═══ PROVIDED RECORDS

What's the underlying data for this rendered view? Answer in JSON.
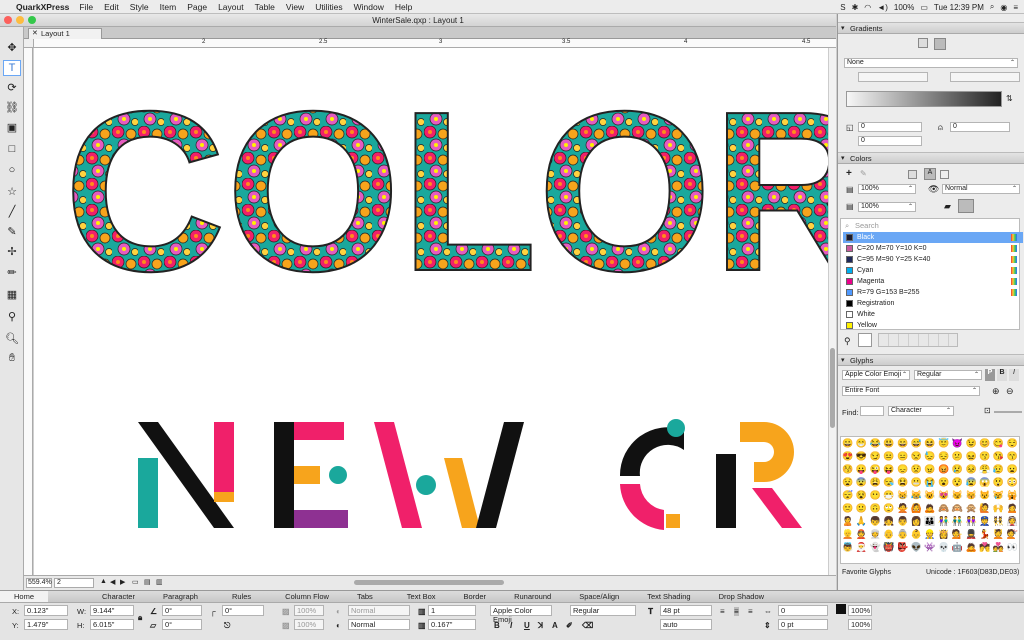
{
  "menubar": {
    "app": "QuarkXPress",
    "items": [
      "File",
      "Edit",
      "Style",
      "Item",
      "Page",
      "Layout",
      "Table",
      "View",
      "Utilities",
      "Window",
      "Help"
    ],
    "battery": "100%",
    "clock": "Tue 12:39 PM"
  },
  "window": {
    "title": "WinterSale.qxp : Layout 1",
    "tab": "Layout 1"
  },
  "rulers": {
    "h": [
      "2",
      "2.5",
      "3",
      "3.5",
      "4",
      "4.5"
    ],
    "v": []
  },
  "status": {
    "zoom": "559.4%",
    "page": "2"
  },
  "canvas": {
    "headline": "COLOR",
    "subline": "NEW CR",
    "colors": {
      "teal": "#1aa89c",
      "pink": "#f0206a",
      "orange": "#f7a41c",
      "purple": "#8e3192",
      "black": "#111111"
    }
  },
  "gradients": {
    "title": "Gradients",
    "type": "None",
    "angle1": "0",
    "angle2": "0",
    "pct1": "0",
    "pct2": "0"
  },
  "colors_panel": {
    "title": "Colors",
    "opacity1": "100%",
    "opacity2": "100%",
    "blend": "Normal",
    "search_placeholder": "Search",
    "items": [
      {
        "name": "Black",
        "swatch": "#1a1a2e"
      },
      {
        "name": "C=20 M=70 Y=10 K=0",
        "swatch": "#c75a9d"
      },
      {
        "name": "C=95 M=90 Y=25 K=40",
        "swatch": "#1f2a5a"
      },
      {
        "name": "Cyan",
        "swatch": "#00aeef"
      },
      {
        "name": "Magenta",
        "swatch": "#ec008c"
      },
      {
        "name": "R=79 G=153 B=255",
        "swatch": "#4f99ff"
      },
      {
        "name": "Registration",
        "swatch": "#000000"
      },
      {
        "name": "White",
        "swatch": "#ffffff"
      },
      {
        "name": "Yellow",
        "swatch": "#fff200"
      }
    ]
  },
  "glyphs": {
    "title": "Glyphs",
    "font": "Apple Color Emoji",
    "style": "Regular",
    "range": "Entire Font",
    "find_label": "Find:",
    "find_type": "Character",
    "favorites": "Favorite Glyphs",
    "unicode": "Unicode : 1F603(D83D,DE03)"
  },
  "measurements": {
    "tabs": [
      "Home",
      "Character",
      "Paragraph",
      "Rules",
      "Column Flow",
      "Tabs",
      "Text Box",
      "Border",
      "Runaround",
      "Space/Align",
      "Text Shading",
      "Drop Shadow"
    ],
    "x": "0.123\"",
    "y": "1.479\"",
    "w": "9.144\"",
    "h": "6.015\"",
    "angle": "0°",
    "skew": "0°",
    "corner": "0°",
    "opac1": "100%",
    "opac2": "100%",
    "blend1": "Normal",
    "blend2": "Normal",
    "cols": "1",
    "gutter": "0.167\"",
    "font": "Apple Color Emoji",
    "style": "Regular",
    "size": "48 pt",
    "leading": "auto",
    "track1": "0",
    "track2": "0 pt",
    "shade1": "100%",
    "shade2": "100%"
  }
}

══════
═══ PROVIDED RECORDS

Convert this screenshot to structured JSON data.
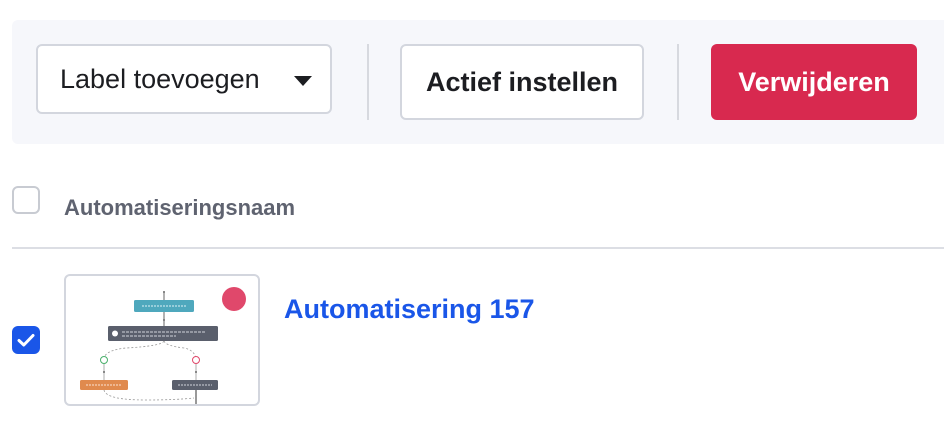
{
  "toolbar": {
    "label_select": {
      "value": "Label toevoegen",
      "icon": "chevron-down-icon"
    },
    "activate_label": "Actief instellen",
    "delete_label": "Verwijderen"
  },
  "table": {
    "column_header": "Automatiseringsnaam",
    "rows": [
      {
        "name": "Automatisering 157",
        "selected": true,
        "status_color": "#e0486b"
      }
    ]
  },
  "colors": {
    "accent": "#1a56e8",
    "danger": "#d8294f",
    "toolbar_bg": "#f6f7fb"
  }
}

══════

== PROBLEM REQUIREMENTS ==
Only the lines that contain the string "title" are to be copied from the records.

== THE ANSWER ==
    "title": "WinterSale.qxp : Layout 1",
    "title": "Gradients",
    "title": "Colors",
    "title": "Glyphs",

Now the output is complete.